There have been a range of separate upgrades at local schools since 2018 as part of a £15.6m council funded scheme to provide additional classroom places – providing an extra 1,000 places across the borough – including an additional 825 places at secondary level and a further 150 sixth form places.

The investment means these schools have enough classroom space to cater for rising demand and at the same time ensure that local parents have a wider choice of schools for their children to attend.

Additional resources have also been invested in special educational needs provision to support children with a range of disabilities with £17m spent constructing new school facilities at Greenmead School.

Education spokesman Cllr Will Sweet said: “The new observatory at Graveney is a stunning new building that richly deserves these plaudits. I’m sure its pupils find it a truly inspirational place to learn.

“I’m delighted too that we have been able to approve a significant level of town hall investment in our schools that is not only providing more places and increasing parental choice but also delivering high-quality classroom spaces for our young people.”

Graveney Principal Cynthia Rickman said: “We’re absolutely delighted that our new Oppenheimer Observatory building has won a prestigious New London Award for architecture. It is a wonderful new addition to our beautiful leafy campus, and perfectly complements our eclectic mix of Georgian, Victorian and more modern 1960s buildings.

“Our priority was to provide a superb space for learning, using fully sustainable materials, with generous circulation space and the highest possible design standards. We also wanted the building to inspire our students to think beyond the confines of everyday life by creating an environment where concepts such as space and time could be explored.

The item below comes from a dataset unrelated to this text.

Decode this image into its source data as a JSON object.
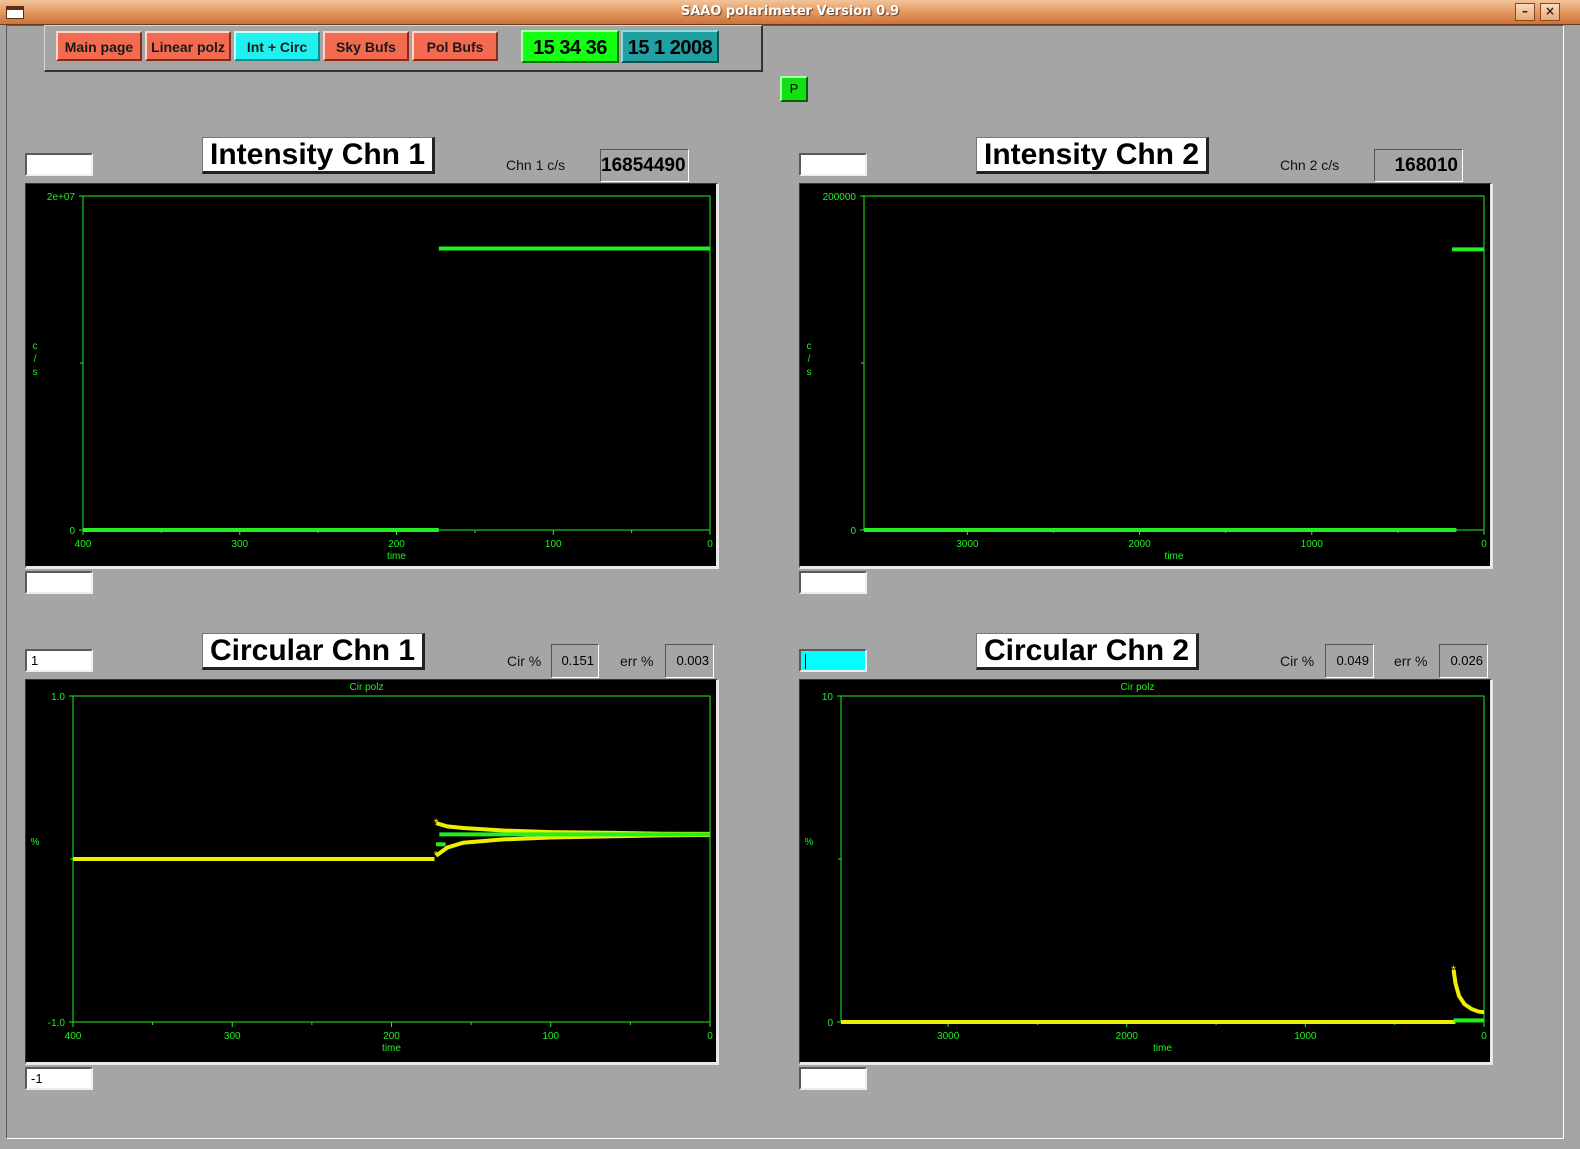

“I’m so pleased that what we’ve achieved here has been recognised with such a prestigious design award.”

  • Graveney School has also hit the headlines recently following a ground-breaking piece of research carried out by a national teachers’ support group,which number crunched last summer’s GCSE exam results and found that Graveney is in the nation’s top ten for closing the disadvantage gap among its pupils.

The research was carried out by a ‘We Are In Beta’, a network of teachers and school leaders who share ideas of best practice to improve school performance. It studied GCSE results in 2019 and found only a handful of schools had achieved success for their pupils across the board – regardless of their backgrounds. Its analysis found that pupils at Graveney from disadvantaged backgrounds performed just as well as their less disadvantaged peers.

An examination of the school’s GCSE results places Graveney within the top ten in the country – equivalent to the top 0.4 per cent of all schools - for closing the disadvantage gap.